Mujica praises Argentina/Uruguay common past; calls for an end to ‘ports’ war’
Uruguayan president Jose Mujica underlined the strong common links going back to the birth of Argentina and Uruguay and called for an end to the “ports’ war” (Montevideo vs Buenos Aires) a rivalry born when the two countries were provinces of the colonial Spanish empire.
“We must put an end to the ports’ war (with Argentina) and share a wide ranging integration ports’ policy” said Mujica addressing a forum of the River Uruguay watercourse hydro-way which gathered Uruguayan and Argentine elected city, county and provincial elected officials.
“It’s senseless to fight among ourselves because we must face huge (world) powers, international corporations working inside our countries and which have an annual turnover greater than some of the GDPs of the largest countries of the region”, he added.
Earlier in the day at Government House Mujica received the diplomatic credentials from the new Argentine ambassador Miguel Dante Dovena, a close advisor to the Kirchner family since the time former president Nestor Kirchner was mayor of Rio Gallegos, the jumping board that eventually took him to lead Argentina.
Following the ceremony Mujica and Dovena held a “long and very useful” private meeting. The arrival of the “super K” ambassador is part of the process to restore bilateral relations following the several years dispute over pulp mills which came to a workable understanding after presidents Mujica and Cristina Fernandez de Kirchner reached an “entente cordiale”.
Mujica’ s emphatic public comments praising Argentina follow on an interview with a Uruguayan weekly where he criticized the current economic policies of the Kirchner administration and adhered to a statement from a former Uruguayan president who said Argentines, “from A to Z are all crooks”.
He was also interviewed by a pro-Kirchner Argentine weekly (Looking to the South) and declared that his latest comments were taken “out of context” and insisted on praising the good aspects of the bilateral relation, particularly emphasizing on the need to end the “ports’ war”.
Ports rivalry from Spanish times responds to geography and history. Montevideo has better natural conditions to host and protect vessels while Buenos Aires needs constant dredging of canals. In Spanish times Montevideo was a naval stockade from where access to the River Plate and the main rivers leading to the heartland of South America were easily controlled.
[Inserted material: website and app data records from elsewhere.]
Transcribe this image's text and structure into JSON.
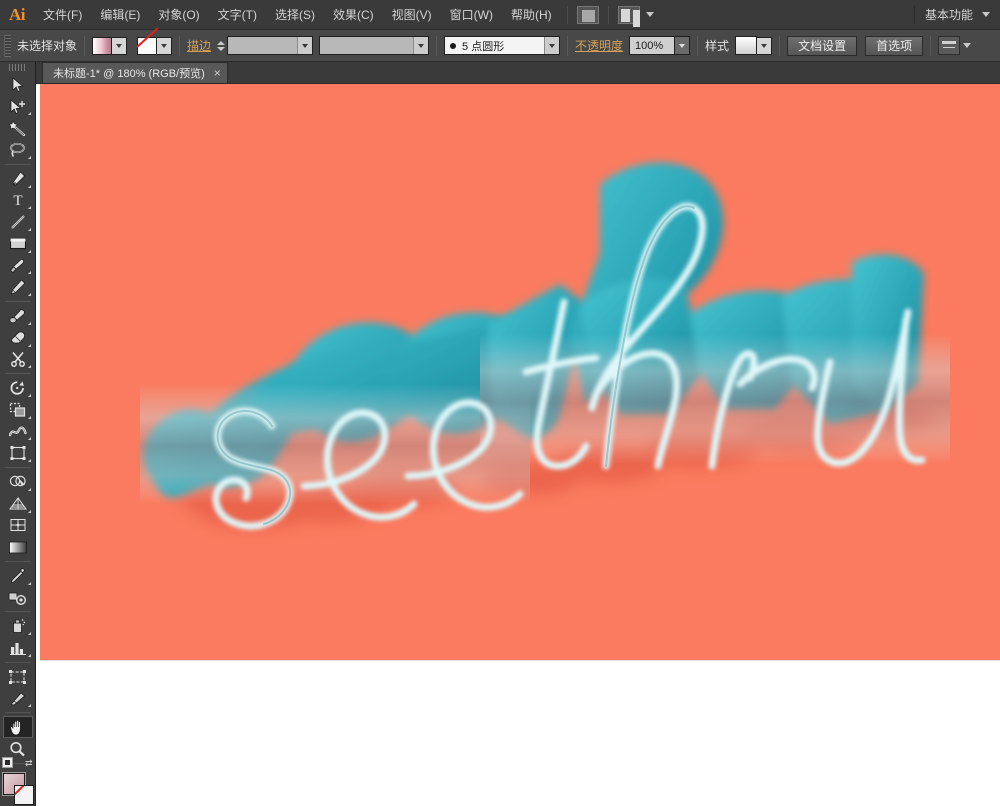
{
  "app": {
    "name": "Ai",
    "logo_color": "#f0932b"
  },
  "menubar": {
    "items": [
      {
        "label": "文件(F)",
        "name": "menu-file"
      },
      {
        "label": "编辑(E)",
        "name": "menu-edit"
      },
      {
        "label": "对象(O)",
        "name": "menu-object"
      },
      {
        "label": "文字(T)",
        "name": "menu-type"
      },
      {
        "label": "选择(S)",
        "name": "menu-select"
      },
      {
        "label": "效果(C)",
        "name": "menu-effect"
      },
      {
        "label": "视图(V)",
        "name": "menu-view"
      },
      {
        "label": "窗口(W)",
        "name": "menu-window"
      },
      {
        "label": "帮助(H)",
        "name": "menu-help"
      }
    ],
    "bridge_icon": "bridge-icon",
    "arrange_icon": "arrange-documents-icon",
    "workspace": "基本功能"
  },
  "controlbar": {
    "selection_status": "未选择对象",
    "fill_label": "fill-swatch",
    "stroke_label": "stroke-swatch",
    "stroke_word": "描边",
    "stroke_weight": "",
    "stroke_profile": "",
    "brush_definition": "5 点圆形",
    "opacity_label": "不透明度",
    "opacity_value": "100%",
    "style_label": "样式",
    "document_setup": "文档设置",
    "preferences": "首选项",
    "align_icon": "align-icon"
  },
  "document": {
    "tab_title": "未标题-1* @ 180% (RGB/预览)",
    "close_glyph": "×",
    "zoom": "180%",
    "color_mode": "RGB",
    "view_mode": "预览"
  },
  "toolbar": {
    "tools": [
      {
        "name": "selection-tool",
        "icon": "arrow-pointer-icon",
        "group": 1,
        "active": false
      },
      {
        "name": "direct-selection-tool",
        "icon": "arrow-plus-icon",
        "group": 1,
        "active": false
      },
      {
        "name": "magic-wand-tool",
        "icon": "magic-wand-icon",
        "group": 1,
        "active": false
      },
      {
        "name": "lasso-tool",
        "icon": "lasso-icon",
        "group": 1,
        "active": false
      },
      {
        "name": "pen-tool",
        "icon": "pen-nib-icon",
        "group": 2,
        "active": false
      },
      {
        "name": "type-tool",
        "icon": "type-t-icon",
        "group": 2,
        "active": false
      },
      {
        "name": "line-segment-tool",
        "icon": "line-icon",
        "group": 2,
        "active": false
      },
      {
        "name": "rectangle-tool",
        "icon": "rectangle-icon",
        "group": 2,
        "active": false
      },
      {
        "name": "paintbrush-tool",
        "icon": "paintbrush-icon",
        "group": 2,
        "active": false
      },
      {
        "name": "pencil-tool",
        "icon": "pencil-icon",
        "group": 2,
        "active": false
      },
      {
        "name": "blob-brush-tool",
        "icon": "blob-brush-icon",
        "group": 3,
        "active": false
      },
      {
        "name": "eraser-tool",
        "icon": "eraser-icon",
        "group": 3,
        "active": false
      },
      {
        "name": "scissors-tool",
        "icon": "scissors-icon",
        "group": 3,
        "active": false
      },
      {
        "name": "rotate-tool",
        "icon": "rotate-icon",
        "group": 4,
        "active": false
      },
      {
        "name": "scale-tool",
        "icon": "scale-icon",
        "group": 4,
        "active": false
      },
      {
        "name": "width-warp-tool",
        "icon": "warp-icon",
        "group": 4,
        "active": false
      },
      {
        "name": "free-transform-tool",
        "icon": "free-transform-icon",
        "group": 4,
        "active": false
      },
      {
        "name": "shape-builder-tool",
        "icon": "shape-builder-icon",
        "group": 5,
        "active": false
      },
      {
        "name": "perspective-grid-tool",
        "icon": "perspective-grid-icon",
        "group": 5,
        "active": false
      },
      {
        "name": "mesh-tool",
        "icon": "mesh-icon",
        "group": 5,
        "active": false
      },
      {
        "name": "gradient-tool",
        "icon": "gradient-icon",
        "group": 5,
        "active": false
      },
      {
        "name": "eyedropper-tool",
        "icon": "eyedropper-icon",
        "group": 6,
        "active": false
      },
      {
        "name": "blend-tool",
        "icon": "blend-icon",
        "group": 6,
        "active": false
      },
      {
        "name": "symbol-sprayer-tool",
        "icon": "symbol-sprayer-icon",
        "group": 7,
        "active": false
      },
      {
        "name": "column-graph-tool",
        "icon": "bar-chart-icon",
        "group": 7,
        "active": false
      },
      {
        "name": "artboard-tool",
        "icon": "artboard-icon",
        "group": 8,
        "active": false
      },
      {
        "name": "slice-tool",
        "icon": "slice-knife-icon",
        "group": 8,
        "active": false
      },
      {
        "name": "hand-tool",
        "icon": "hand-icon",
        "group": 9,
        "active": true
      },
      {
        "name": "zoom-tool",
        "icon": "magnifier-icon",
        "group": 9,
        "active": false
      }
    ],
    "fill_swatch": "fill-color-swatch",
    "stroke_swatch": "stroke-none-swatch"
  },
  "artwork": {
    "background_color": "#fa7b5f",
    "text": "see thru",
    "words": [
      "see",
      "thru"
    ],
    "style": "3d-extruded-script-lettering",
    "face_color_light": "#35b4c4",
    "face_color_dark": "#1c8c9c",
    "extrude_color": "#2aa0b0",
    "highlight_color": "#d8f6f8",
    "shadow_color": "#e8614a",
    "gradient_overlay": "#b08b90"
  }
}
However since Uruguay broke off, Argentina has tried to make Buenos Aires the leading port of the area with control over the River Plate, obviously downplaying Montevideo’s conditions.
“I trust Argentina, I’m a federal politically speaking. Argentina is a brotherly country, we were born from the same placenta and it’s the only place where Uruguayans feel at home”, added Mujica.
Argentina has a giant role to play, “it’s potentially a formidable country and therefore has a brutal responsibility: we are in the last farmland reserve of humanity. So they’ll be coming for us or we stand up to them. Those are the shared challenges we have ahead of us with Argentina”, said Mujica.